Task item:
Omit all pictures, then print the entries exactly.

Collected data entries
Content starts

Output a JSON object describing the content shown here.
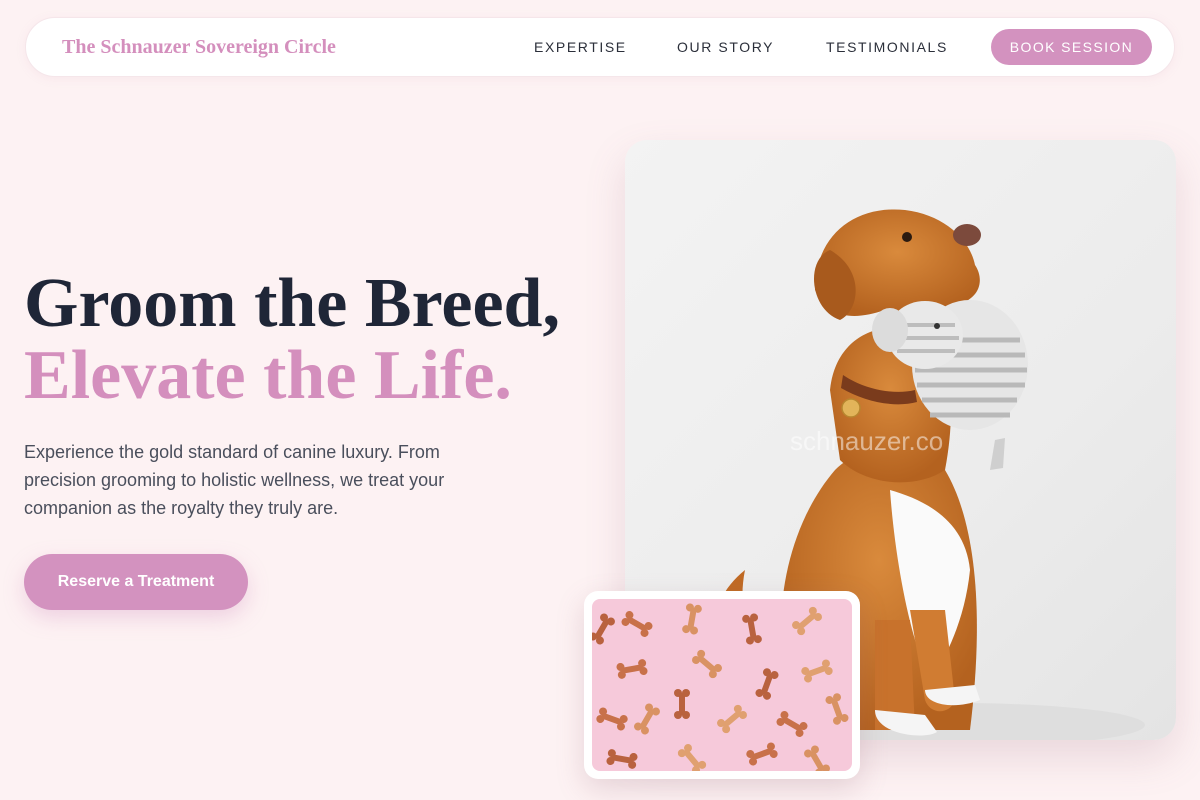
{
  "nav": {
    "brand": "The Schnauzer Sovereign Circle",
    "links": [
      "EXPERTISE",
      "OUR STORY",
      "TESTIMONIALS"
    ],
    "book_label": "BOOK SESSION"
  },
  "hero": {
    "headline_line1": "Groom the Breed,",
    "headline_line2": "Elevate the Life.",
    "description": "Experience the gold standard of canine luxury. From precision grooming to holistic wellness, we treat your companion as the royalty they truly are.",
    "cta_label": "Reserve a Treatment"
  },
  "images": {
    "main_alt": "Golden dog holding a striped plush elephant toy",
    "main_watermark": "schnauzer.co",
    "secondary_alt": "Dog bone biscuits on a pink background"
  },
  "colors": {
    "background": "#fdf2f3",
    "accent": "#d392bf",
    "heading_dark": "#1f2637"
  }
}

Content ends

Result of the task:
Output a JSON object describing the content shown here.
{
  "nav": {
    "brand": "The Schnauzer Sovereign Circle",
    "links": [
      "EXPERTISE",
      "OUR STORY",
      "TESTIMONIALS"
    ],
    "book_label": "BOOK SESSION"
  },
  "hero": {
    "headline_line1": "Groom the Breed,",
    "headline_line2": "Elevate the Life.",
    "description": "Experience the gold standard of canine luxury. From precision grooming to holistic wellness, we treat your companion as the royalty they truly are.",
    "cta_label": "Reserve a Treatment"
  },
  "images": {
    "main_alt": "Golden dog holding a striped plush elephant toy",
    "main_watermark": "schnauzer.co",
    "secondary_alt": "Dog bone biscuits on a pink background"
  },
  "colors": {
    "background": "#fdf2f3",
    "accent": "#d392bf",
    "heading_dark": "#1f2637"
  }
}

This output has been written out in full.